INSTRUCTIONS TO FOLLOW :: Line by line, print the records exactly, and keep images out of the copy.
━━━ INPUT DATA ━━━
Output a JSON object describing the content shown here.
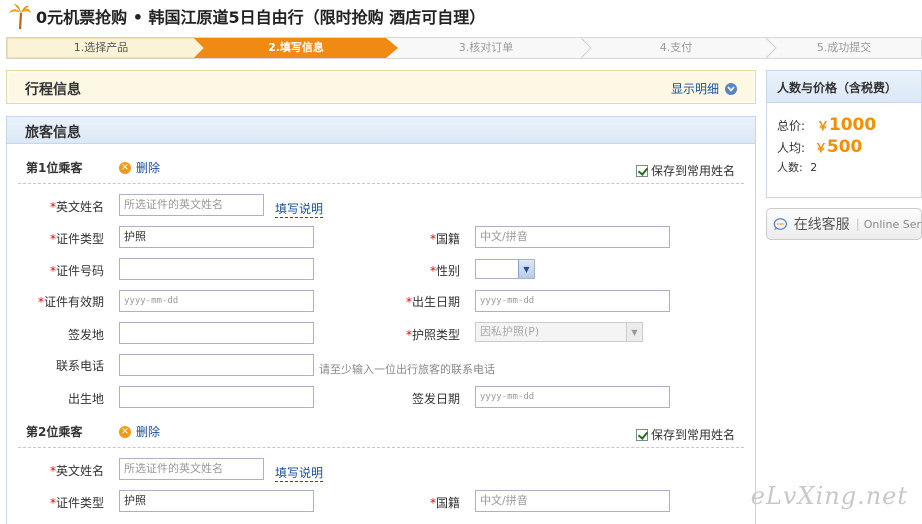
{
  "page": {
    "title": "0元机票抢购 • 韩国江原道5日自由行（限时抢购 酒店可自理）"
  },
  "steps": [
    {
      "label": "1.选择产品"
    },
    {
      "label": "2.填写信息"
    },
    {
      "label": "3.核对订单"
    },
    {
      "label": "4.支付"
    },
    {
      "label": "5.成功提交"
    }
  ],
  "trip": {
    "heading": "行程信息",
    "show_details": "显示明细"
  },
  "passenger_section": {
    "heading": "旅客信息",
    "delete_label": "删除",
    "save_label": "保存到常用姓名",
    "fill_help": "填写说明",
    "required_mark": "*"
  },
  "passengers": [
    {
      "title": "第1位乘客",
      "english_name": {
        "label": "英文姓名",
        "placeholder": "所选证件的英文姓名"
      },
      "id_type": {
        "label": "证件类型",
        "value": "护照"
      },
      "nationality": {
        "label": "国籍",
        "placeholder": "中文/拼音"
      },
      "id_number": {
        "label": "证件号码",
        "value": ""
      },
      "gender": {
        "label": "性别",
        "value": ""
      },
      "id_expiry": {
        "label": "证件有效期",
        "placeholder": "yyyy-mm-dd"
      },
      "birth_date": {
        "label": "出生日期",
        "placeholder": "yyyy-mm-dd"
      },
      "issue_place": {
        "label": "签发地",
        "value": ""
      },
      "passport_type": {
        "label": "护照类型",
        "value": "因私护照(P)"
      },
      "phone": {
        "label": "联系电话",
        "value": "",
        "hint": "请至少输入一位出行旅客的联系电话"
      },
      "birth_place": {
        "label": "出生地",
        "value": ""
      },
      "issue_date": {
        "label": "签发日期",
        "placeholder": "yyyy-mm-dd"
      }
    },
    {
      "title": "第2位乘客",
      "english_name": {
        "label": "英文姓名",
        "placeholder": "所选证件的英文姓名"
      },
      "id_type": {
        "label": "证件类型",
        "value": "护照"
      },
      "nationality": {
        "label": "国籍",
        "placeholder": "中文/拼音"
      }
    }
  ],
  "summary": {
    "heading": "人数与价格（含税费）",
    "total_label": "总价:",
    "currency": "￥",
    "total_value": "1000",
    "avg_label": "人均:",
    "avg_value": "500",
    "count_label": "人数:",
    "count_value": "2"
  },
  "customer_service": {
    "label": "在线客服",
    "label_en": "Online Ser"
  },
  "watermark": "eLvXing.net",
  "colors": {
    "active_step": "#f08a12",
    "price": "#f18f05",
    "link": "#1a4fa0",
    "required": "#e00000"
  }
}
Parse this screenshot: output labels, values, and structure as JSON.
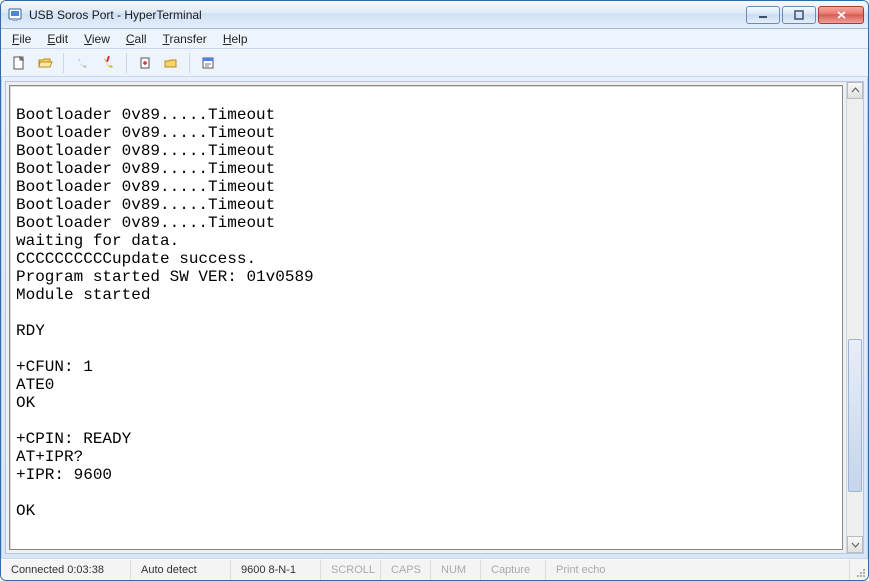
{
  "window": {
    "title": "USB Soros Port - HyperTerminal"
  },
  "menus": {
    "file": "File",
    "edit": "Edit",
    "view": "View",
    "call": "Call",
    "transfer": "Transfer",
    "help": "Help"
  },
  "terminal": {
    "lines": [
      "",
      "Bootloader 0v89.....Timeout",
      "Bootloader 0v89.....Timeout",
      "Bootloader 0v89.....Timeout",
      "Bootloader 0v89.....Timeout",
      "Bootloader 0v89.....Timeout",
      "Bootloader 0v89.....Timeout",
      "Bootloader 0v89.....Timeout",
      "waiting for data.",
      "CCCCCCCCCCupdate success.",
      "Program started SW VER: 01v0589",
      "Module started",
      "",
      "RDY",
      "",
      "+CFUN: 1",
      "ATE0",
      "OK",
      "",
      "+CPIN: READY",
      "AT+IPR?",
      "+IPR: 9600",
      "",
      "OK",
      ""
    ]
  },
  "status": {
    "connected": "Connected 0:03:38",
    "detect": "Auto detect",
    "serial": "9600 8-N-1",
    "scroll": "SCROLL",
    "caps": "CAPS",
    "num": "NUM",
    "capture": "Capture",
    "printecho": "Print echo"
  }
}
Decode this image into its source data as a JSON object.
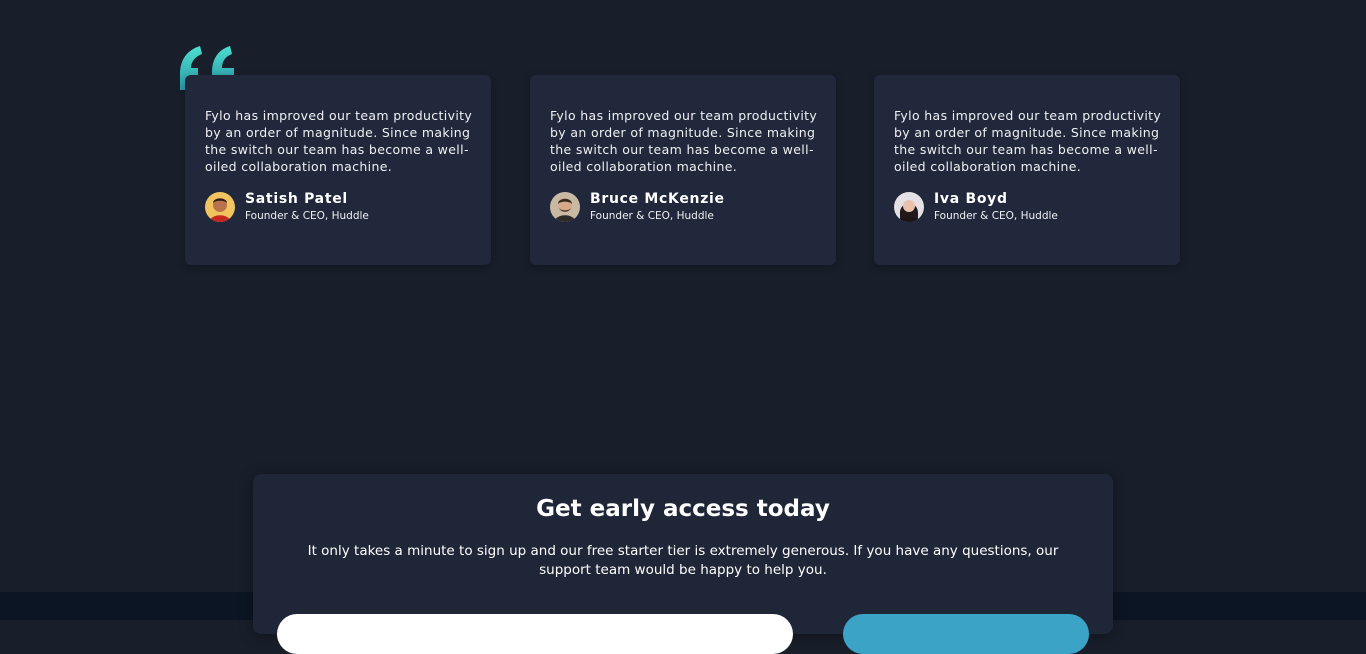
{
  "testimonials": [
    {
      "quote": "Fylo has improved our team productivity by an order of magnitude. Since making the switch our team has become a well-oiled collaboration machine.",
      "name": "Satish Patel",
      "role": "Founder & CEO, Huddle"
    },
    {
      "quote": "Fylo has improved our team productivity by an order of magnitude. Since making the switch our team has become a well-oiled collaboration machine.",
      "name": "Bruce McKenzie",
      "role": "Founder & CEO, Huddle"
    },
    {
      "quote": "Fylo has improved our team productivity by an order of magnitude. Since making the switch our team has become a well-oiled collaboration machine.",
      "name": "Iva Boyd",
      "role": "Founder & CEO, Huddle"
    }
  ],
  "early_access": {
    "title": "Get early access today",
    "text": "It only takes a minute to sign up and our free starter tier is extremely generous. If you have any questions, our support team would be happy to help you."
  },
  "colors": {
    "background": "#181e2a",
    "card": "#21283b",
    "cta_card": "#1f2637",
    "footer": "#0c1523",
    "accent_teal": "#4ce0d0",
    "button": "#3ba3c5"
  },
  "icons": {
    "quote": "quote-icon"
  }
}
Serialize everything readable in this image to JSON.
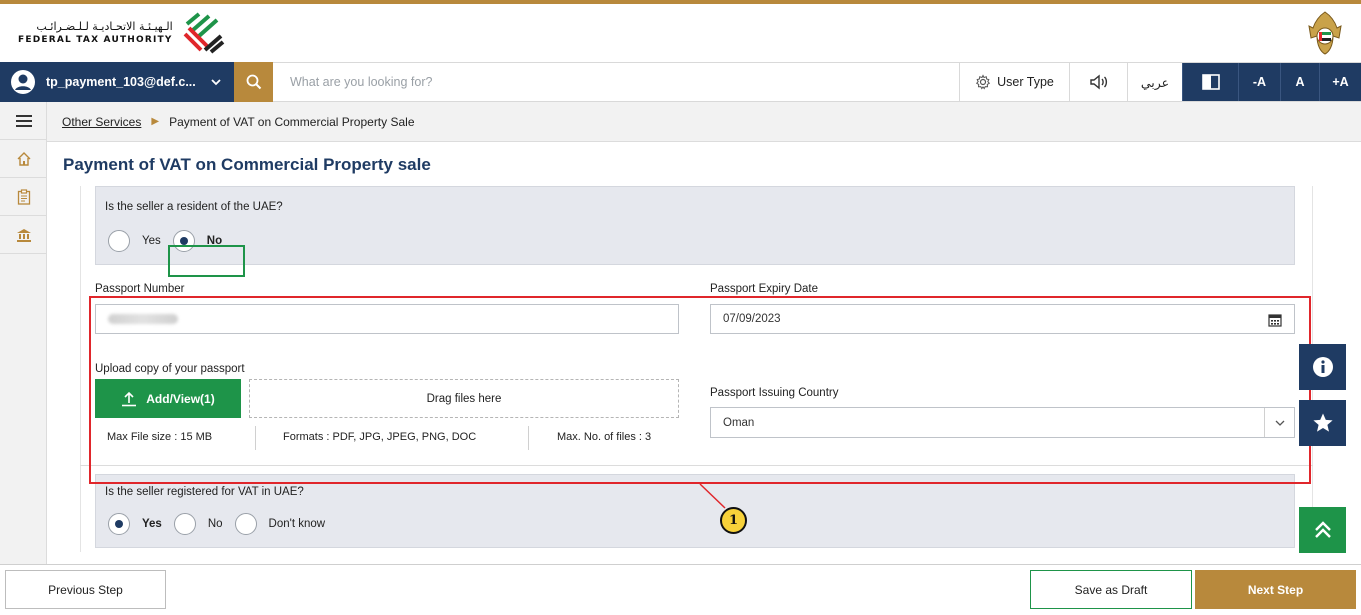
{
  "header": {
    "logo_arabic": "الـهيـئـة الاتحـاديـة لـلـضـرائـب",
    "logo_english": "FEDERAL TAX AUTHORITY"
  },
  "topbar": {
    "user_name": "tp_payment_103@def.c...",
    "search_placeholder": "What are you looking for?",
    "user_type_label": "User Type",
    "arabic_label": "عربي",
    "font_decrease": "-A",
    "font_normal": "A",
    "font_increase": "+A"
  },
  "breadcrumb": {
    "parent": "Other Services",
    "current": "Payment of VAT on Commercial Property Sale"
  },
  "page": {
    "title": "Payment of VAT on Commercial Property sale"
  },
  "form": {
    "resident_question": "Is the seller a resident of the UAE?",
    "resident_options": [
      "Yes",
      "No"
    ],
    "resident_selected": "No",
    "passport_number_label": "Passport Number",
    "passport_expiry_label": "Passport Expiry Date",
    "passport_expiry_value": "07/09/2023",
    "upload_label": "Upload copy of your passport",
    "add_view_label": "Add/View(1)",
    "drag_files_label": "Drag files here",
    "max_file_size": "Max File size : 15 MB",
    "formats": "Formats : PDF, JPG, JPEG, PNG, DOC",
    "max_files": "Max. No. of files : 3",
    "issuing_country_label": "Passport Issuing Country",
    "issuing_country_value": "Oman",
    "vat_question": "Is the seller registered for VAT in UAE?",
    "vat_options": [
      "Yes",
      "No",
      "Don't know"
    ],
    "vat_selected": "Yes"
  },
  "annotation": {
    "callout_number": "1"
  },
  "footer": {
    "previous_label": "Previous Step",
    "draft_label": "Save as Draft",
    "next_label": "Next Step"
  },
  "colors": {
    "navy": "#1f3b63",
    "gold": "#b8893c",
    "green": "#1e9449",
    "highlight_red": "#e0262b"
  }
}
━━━
WRITTEN RESPONSE ::
Output a JSON object describing the content shown here.
{
  "page": {
    "title": "0元机票抢购 • 韩国江原道5日自由行（限时抢购 酒店可自理）"
  },
  "steps": [
    {
      "label": "1.选择产品"
    },
    {
      "label": "2.填写信息"
    },
    {
      "label": "3.核对订单"
    },
    {
      "label": "4.支付"
    },
    {
      "label": "5.成功提交"
    }
  ],
  "trip": {
    "heading": "行程信息",
    "show_details": "显示明细"
  },
  "passenger_section": {
    "heading": "旅客信息",
    "delete_label": "删除",
    "save_label": "保存到常用姓名",
    "fill_help": "填写说明",
    "required_mark": "*"
  },
  "passengers": [
    {
      "title": "第1位乘客",
      "english_name": {
        "label": "英文姓名",
        "placeholder": "所选证件的英文姓名"
      },
      "id_type": {
        "label": "证件类型",
        "value": "护照"
      },
      "nationality": {
        "label": "国籍",
        "placeholder": "中文/拼音"
      },
      "id_number": {
        "label": "证件号码",
        "value": ""
      },
      "gender": {
        "label": "性别",
        "value": ""
      },
      "id_expiry": {
        "label": "证件有效期",
        "placeholder": "yyyy-mm-dd"
      },
      "birth_date": {
        "label": "出生日期",
        "placeholder": "yyyy-mm-dd"
      },
      "issue_place": {
        "label": "签发地",
        "value": ""
      },
      "passport_type": {
        "label": "护照类型",
        "value": "因私护照(P)"
      },
      "phone": {
        "label": "联系电话",
        "value": "",
        "hint": "请至少输入一位出行旅客的联系电话"
      },
      "birth_place": {
        "label": "出生地",
        "value": ""
      },
      "issue_date": {
        "label": "签发日期",
        "placeholder": "yyyy-mm-dd"
      }
    },
    {
      "title": "第2位乘客",
      "english_name": {
        "label": "英文姓名",
        "placeholder": "所选证件的英文姓名"
      },
      "id_type": {
        "label": "证件类型",
        "value": "护照"
      },
      "nationality": {
        "label": "国籍",
        "placeholder": "中文/拼音"
      }
    }
  ],
  "summary": {
    "heading": "人数与价格（含税费）",
    "total_label": "总价:",
    "currency": "￥",
    "total_value": "1000",
    "avg_label": "人均:",
    "avg_value": "500",
    "count_label": "人数:",
    "count_value": "2"
  },
  "customer_service": {
    "label": "在线客服",
    "label_en": "Online Ser"
  },
  "watermark": "eLvXing.net",
  "colors": {
    "active_step": "#f08a12",
    "price": "#f18f05",
    "link": "#1a4fa0",
    "required": "#e00000"
  }
}
Parse this screenshot: output labels, values, and structure as JSON.
{
  "window": {
    "title": "USB Soros Port - HyperTerminal"
  },
  "menus": {
    "file": "File",
    "edit": "Edit",
    "view": "View",
    "call": "Call",
    "transfer": "Transfer",
    "help": "Help"
  },
  "terminal": {
    "lines": [
      "",
      "Bootloader 0v89.....Timeout",
      "Bootloader 0v89.....Timeout",
      "Bootloader 0v89.....Timeout",
      "Bootloader 0v89.....Timeout",
      "Bootloader 0v89.....Timeout",
      "Bootloader 0v89.....Timeout",
      "Bootloader 0v89.....Timeout",
      "waiting for data.",
      "CCCCCCCCCCupdate success.",
      "Program started SW VER: 01v0589",
      "Module started",
      "",
      "RDY",
      "",
      "+CFUN: 1",
      "ATE0",
      "OK",
      "",
      "+CPIN: READY",
      "AT+IPR?",
      "+IPR: 9600",
      "",
      "OK",
      ""
    ]
  },
  "status": {
    "connected": "Connected 0:03:38",
    "detect": "Auto detect",
    "serial": "9600 8-N-1",
    "scroll": "SCROLL",
    "caps": "CAPS",
    "num": "NUM",
    "capture": "Capture",
    "printecho": "Print echo"
  }
}
Decode this image into its source data as a JSON object.
{
  "testimonials": [
    {
      "quote": "Fylo has improved our team productivity by an order of magnitude. Since making the switch our team has become a well-oiled collaboration machine.",
      "name": "Satish Patel",
      "role": "Founder & CEO, Huddle"
    },
    {
      "quote": "Fylo has improved our team productivity by an order of magnitude. Since making the switch our team has become a well-oiled collaboration machine.",
      "name": "Bruce McKenzie",
      "role": "Founder & CEO, Huddle"
    },
    {
      "quote": "Fylo has improved our team productivity by an order of magnitude. Since making the switch our team has become a well-oiled collaboration machine.",
      "name": "Iva Boyd",
      "role": "Founder & CEO, Huddle"
    }
  ],
  "early_access": {
    "title": "Get early access today",
    "text": "It only takes a minute to sign up and our free starter tier is extremely generous. If you have any questions, our support team would be happy to help you."
  },
  "colors": {
    "background": "#181e2a",
    "card": "#21283b",
    "cta_card": "#1f2637",
    "footer": "#0c1523",
    "accent_teal": "#4ce0d0",
    "button": "#3ba3c5"
  },
  "icons": {
    "quote": "quote-icon"
  }
}
Serialize everything readable in this image to JSON.
{
  "header": {
    "logo_arabic": "الـهيـئـة الاتحـاديـة لـلـضـرائـب",
    "logo_english": "FEDERAL TAX AUTHORITY"
  },
  "topbar": {
    "user_name": "tp_payment_103@def.c...",
    "search_placeholder": "What are you looking for?",
    "user_type_label": "User Type",
    "arabic_label": "عربي",
    "font_decrease": "-A",
    "font_normal": "A",
    "font_increase": "+A"
  },
  "breadcrumb": {
    "parent": "Other Services",
    "current": "Payment of VAT on Commercial Property Sale"
  },
  "page": {
    "title": "Payment of VAT on Commercial Property sale"
  },
  "form": {
    "resident_question": "Is the seller a resident of the UAE?",
    "resident_options": [
      "Yes",
      "No"
    ],
    "resident_selected": "No",
    "passport_number_label": "Passport Number",
    "passport_expiry_label": "Passport Expiry Date",
    "passport_expiry_value": "07/09/2023",
    "upload_label": "Upload copy of your passport",
    "add_view_label": "Add/View(1)",
    "drag_files_label": "Drag files here",
    "max_file_size": "Max File size : 15 MB",
    "formats": "Formats : PDF, JPG, JPEG, PNG, DOC",
    "max_files": "Max. No. of files : 3",
    "issuing_country_label": "Passport Issuing Country",
    "issuing_country_value": "Oman",
    "vat_question": "Is the seller registered for VAT in UAE?",
    "vat_options": [
      "Yes",
      "No",
      "Don't know"
    ],
    "vat_selected": "Yes"
  },
  "annotation": {
    "callout_number": "1"
  },
  "footer": {
    "previous_label": "Previous Step",
    "draft_label": "Save as Draft",
    "next_label": "Next Step"
  },
  "colors": {
    "navy": "#1f3b63",
    "gold": "#b8893c",
    "green": "#1e9449",
    "highlight_red": "#e0262b"
  }
}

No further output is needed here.